## [What you need to do]
Your output should reproduce each entry exactly, with none of its pictures.

[Saved entries]
_ _ _

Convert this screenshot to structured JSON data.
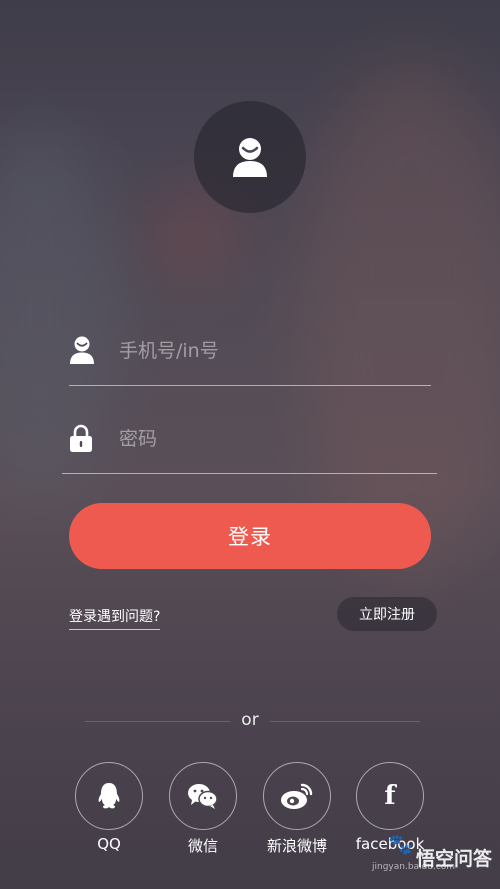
{
  "login_form": {
    "username_placeholder": "手机号/in号",
    "password_placeholder": "密码",
    "submit_label": "登录",
    "trouble_link": "登录遇到问题?",
    "register_label": "立即注册"
  },
  "divider": {
    "label": "or"
  },
  "social_login": [
    {
      "label": "QQ",
      "icon": "qq-icon"
    },
    {
      "label": "微信",
      "icon": "wechat-icon"
    },
    {
      "label": "新浪微博",
      "icon": "weibo-icon"
    },
    {
      "label": "facebook",
      "icon": "facebook-icon"
    }
  ],
  "watermark": {
    "text": "悟空问答",
    "url": "jingyan.baidu.com"
  },
  "colors": {
    "accent": "#ee5a4f",
    "background": "#4a4552"
  }
}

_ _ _

## [Response area]
Convert this screenshot to structured JSON data.
{
  "login_form": {
    "username_placeholder": "手机号/in号",
    "password_placeholder": "密码",
    "submit_label": "登录",
    "trouble_link": "登录遇到问题?",
    "register_label": "立即注册"
  },
  "divider": {
    "label": "or"
  },
  "social_login": [
    {
      "label": "QQ",
      "icon": "qq-icon"
    },
    {
      "label": "微信",
      "icon": "wechat-icon"
    },
    {
      "label": "新浪微博",
      "icon": "weibo-icon"
    },
    {
      "label": "facebook",
      "icon": "facebook-icon"
    }
  ],
  "watermark": {
    "text": "悟空问答",
    "url": "jingyan.baidu.com"
  },
  "colors": {
    "accent": "#ee5a4f",
    "background": "#4a4552"
  }
}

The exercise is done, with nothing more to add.